Almost daily we hear horror stories about identity theft. And it is a truly horrible aspect of post modern life, in some ways worse than an old-fashioned physical burglary or mugging.
One day you are minding your own business, the next some vile techno-marauder in Smolensk has managed to use zeros and ones to persuade stupid computers or scanners to transfer your money to Paraguay or finance a spending spree in Moldova while you think you are hoarding every nickel in Olmsted Falls, Ohio.
Next thing you know – Bang, Zoom – your credit card doesn’t work, the ATM won’t give you the time of day, you are divorced from a pole dancer in Khartoum you’ve never even met and owe her child support while she has been declared the heir to the fortune you didn’t even know your great aunt had left you.
This cascade of troubles triggers even more. Soon you are being fined, sued, locked out of your accounts, denied credit, treated like an electronic leper, threatened by repo men who are taking back your car and furniture, and starring in a Jason Bateman movie with no laughs whatsoever. Your actual wife decides you really did all these terrible things and dumps you for a computer geek who is clever enough not to be hacked or is at least capable of hacking back. For all you know, he’s the guy who engineered this catastrophe in the first place.
And what can you do? Spend a year trying to untangle the mess, persuading your bank, credit card company and sundry other creditors that you are you and the bad acts belong to another person claiming to be you in cyberspace.

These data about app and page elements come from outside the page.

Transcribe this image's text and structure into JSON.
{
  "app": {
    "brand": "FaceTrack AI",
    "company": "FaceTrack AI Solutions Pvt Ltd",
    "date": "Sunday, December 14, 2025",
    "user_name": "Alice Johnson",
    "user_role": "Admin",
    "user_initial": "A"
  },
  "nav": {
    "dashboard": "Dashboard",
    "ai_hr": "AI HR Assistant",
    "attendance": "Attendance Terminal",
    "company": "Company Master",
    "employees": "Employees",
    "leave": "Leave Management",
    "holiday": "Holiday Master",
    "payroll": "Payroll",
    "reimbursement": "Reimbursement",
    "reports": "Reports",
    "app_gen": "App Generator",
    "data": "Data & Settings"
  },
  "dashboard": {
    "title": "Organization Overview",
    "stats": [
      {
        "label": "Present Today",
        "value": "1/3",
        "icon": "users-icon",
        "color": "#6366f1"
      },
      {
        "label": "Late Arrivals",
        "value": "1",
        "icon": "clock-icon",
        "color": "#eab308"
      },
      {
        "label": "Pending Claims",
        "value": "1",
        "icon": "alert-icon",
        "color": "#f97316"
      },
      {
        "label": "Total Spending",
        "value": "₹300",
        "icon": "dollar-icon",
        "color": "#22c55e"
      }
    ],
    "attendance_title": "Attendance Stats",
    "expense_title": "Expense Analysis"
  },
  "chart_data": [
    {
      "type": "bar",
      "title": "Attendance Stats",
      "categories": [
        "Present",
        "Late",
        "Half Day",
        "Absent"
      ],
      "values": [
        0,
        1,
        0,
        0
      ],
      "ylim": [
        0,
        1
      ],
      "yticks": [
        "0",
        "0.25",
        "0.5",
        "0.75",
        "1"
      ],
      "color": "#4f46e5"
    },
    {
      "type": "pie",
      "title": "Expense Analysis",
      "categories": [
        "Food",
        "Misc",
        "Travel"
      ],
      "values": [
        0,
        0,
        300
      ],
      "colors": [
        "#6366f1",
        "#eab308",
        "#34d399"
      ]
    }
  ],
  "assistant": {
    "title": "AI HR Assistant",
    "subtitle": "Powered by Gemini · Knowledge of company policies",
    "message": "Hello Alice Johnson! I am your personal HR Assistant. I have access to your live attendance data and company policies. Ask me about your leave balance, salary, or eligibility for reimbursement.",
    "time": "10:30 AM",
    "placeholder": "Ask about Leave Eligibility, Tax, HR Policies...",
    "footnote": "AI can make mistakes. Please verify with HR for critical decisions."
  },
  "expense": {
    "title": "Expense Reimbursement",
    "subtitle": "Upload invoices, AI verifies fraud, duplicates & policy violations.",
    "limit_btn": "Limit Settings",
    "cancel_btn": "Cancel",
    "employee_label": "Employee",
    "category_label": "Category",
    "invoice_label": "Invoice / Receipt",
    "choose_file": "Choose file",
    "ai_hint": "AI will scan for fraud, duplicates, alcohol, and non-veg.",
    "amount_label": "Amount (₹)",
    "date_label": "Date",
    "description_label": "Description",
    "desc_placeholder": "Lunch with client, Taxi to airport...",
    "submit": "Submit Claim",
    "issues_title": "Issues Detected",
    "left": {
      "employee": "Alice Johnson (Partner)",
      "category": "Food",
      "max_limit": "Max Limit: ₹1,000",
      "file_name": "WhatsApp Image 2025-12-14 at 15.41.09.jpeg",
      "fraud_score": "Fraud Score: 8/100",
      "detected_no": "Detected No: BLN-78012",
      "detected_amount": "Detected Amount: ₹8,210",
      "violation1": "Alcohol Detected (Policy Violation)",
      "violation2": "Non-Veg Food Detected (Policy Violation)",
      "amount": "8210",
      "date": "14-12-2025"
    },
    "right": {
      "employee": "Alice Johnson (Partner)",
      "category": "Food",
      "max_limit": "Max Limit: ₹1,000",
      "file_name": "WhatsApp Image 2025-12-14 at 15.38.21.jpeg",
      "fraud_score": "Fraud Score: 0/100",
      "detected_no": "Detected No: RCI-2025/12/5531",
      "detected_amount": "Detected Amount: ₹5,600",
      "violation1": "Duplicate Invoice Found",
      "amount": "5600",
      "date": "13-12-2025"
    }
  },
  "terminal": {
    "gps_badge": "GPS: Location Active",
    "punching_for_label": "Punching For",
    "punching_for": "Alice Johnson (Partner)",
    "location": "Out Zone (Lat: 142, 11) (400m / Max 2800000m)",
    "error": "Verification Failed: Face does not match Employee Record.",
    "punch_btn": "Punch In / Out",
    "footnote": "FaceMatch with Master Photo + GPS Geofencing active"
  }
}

The fact that you have never even been to cyberspace and don’t have the shots for it cuts no ice with these guys.
Oh yeah, you can also change your password. That’ll stop ‘em.
This scenario scares me so much I did change all my passwords. But now, everywhere I go, I have to lug the sort of huge ledger Bob Cratchit toted up columns of figures in. It contains my passwords. I must have four hundred different ones by now.
I also thought about adding a layer of security to my life by installing a magic password encoder and decoder app, but I couldn’t figure out how to run it. I didn’t trust it anyway. How do I know the proliferating security programs that are recommended can be trusted? Articles praising their virtues are probably written by those Nigerian royals who need a loan. I figure the apps are Manchurian Candidates posing as loyal programs but secretly in the employ of evil doers intent on assassinating my credit worthiness.
It’s enough to keep you up at night watching the money that you have removed from all investments, bank accounts, and vaults and relocated to your mattress. But even then the bedroom computer keeps eying your bed suspiciously.
If all that isn’t enough, I object to the name Identity Theft. Money theft is what’s really going on. Identity is just the means to the end. In the famous old joke, a robber accosted notorious cheapskate Jack Benny and said, “Your money or your life.” What ensued was a long, long pause that got the biggest laugh in radio history before Benny delivered the punch line: “I’m thinking it over.”
In the present instance, if offered a choice between parting with my identity or my money I would have no problem. Take my identity, please. Just leave the cash. But if identities really are being stolen, is there a place you can go to get a replacement? If so, I’ll take George Clooney’s for a week or two. Please.